■ **What to work on**: From the entries that follow, copy every line with the word "trabalho".

■ **Data records**:
- Opening Delimiter -
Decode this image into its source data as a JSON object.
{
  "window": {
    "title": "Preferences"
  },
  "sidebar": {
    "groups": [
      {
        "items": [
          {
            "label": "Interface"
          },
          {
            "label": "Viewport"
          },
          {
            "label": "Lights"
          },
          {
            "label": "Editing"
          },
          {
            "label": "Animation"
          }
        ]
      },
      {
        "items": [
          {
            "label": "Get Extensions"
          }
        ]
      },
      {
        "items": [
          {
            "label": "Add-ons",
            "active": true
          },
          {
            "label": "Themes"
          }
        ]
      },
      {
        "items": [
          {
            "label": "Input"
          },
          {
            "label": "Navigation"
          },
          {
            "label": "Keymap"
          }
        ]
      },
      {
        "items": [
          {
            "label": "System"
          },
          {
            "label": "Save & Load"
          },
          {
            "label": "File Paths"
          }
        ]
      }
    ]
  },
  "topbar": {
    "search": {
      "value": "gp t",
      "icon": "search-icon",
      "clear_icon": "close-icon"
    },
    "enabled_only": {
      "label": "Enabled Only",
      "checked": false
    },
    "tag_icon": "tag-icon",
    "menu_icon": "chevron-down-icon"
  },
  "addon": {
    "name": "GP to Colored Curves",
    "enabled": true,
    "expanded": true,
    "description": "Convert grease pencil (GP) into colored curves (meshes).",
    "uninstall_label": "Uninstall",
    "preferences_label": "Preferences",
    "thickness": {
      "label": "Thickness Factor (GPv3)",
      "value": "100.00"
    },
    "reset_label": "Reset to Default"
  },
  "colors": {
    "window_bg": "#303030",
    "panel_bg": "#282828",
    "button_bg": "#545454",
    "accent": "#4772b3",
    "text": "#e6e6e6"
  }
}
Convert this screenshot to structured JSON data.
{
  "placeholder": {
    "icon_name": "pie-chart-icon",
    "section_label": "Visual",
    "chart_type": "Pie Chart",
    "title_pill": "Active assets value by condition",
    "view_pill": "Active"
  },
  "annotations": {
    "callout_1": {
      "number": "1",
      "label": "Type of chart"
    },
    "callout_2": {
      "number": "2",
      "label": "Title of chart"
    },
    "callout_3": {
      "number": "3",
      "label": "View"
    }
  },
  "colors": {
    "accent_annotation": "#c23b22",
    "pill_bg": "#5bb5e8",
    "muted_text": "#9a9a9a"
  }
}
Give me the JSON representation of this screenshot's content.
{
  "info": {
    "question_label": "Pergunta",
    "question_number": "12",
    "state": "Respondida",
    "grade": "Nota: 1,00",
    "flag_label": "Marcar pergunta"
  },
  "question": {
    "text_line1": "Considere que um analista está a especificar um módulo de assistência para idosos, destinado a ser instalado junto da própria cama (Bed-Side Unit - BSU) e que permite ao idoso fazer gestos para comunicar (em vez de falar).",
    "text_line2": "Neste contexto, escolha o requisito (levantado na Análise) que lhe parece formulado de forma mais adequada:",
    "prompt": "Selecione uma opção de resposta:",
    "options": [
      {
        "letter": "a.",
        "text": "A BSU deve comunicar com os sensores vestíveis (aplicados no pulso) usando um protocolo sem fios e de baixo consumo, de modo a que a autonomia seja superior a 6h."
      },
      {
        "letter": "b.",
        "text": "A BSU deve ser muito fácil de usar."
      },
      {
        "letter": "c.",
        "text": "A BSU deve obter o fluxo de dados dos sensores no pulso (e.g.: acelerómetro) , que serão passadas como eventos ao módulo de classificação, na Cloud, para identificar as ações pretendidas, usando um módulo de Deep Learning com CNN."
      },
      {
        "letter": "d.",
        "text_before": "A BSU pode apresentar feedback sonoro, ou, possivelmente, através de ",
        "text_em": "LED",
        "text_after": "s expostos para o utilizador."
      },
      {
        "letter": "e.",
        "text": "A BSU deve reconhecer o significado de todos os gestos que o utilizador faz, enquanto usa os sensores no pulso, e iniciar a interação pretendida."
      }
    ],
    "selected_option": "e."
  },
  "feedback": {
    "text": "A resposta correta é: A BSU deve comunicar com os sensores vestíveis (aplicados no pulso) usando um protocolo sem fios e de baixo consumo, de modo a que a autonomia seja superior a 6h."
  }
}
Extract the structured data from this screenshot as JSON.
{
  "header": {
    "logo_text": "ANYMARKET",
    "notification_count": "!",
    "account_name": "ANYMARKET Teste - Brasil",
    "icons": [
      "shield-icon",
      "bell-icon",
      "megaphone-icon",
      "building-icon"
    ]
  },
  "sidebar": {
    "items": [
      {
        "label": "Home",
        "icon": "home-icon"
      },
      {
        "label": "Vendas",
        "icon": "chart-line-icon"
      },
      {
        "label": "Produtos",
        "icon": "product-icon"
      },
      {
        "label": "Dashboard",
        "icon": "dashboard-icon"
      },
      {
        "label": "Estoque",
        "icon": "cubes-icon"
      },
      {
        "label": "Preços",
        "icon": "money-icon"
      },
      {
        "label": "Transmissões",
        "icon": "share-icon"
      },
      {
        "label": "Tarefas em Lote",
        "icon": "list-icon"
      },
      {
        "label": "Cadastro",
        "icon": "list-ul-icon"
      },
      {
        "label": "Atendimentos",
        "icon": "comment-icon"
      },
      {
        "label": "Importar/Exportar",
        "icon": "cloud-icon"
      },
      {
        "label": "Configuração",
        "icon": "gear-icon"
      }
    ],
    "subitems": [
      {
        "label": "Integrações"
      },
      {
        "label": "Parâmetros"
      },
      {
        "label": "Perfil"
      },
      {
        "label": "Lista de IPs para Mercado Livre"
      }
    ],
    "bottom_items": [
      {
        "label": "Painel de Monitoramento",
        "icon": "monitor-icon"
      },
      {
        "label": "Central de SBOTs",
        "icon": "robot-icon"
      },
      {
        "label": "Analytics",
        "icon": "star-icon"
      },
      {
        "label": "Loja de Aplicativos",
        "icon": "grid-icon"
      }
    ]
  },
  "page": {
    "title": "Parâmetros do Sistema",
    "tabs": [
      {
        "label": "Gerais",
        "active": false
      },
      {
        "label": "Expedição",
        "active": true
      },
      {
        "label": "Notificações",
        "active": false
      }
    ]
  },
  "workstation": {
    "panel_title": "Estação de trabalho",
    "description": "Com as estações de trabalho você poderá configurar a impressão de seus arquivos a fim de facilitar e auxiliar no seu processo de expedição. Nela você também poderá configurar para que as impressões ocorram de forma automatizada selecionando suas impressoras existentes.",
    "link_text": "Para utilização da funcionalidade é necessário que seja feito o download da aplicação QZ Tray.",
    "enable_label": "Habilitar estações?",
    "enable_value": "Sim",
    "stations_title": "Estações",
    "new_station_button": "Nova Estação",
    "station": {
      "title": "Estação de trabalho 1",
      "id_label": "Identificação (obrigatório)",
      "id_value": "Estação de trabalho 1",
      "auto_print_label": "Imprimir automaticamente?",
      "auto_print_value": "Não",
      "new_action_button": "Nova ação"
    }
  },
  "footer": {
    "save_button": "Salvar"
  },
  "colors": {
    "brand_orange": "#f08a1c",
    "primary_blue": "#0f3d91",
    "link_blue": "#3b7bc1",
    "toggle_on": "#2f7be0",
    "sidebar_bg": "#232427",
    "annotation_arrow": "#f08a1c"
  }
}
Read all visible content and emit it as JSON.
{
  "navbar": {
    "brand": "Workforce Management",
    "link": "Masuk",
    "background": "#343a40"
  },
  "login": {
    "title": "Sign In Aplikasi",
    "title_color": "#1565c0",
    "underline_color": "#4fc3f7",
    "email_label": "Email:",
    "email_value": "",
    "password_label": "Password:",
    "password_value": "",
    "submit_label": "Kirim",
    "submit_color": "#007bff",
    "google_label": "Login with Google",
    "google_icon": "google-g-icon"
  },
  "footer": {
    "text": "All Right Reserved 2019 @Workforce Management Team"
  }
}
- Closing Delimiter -
■ **Result of the exercise**:
    "panel_title": "Estação de trabalho",
    "description": "Com as estações de trabalho você poderá configurar a impressão de seus arquivos a fim de facilitar e auxiliar no seu processo de expedição. Nela você também poderá configurar para que as impressões ocorram de forma automatizada selecionando suas impressoras existentes.",
      "title": "Estação de trabalho 1",
      "id_value": "Estação de trabalho 1",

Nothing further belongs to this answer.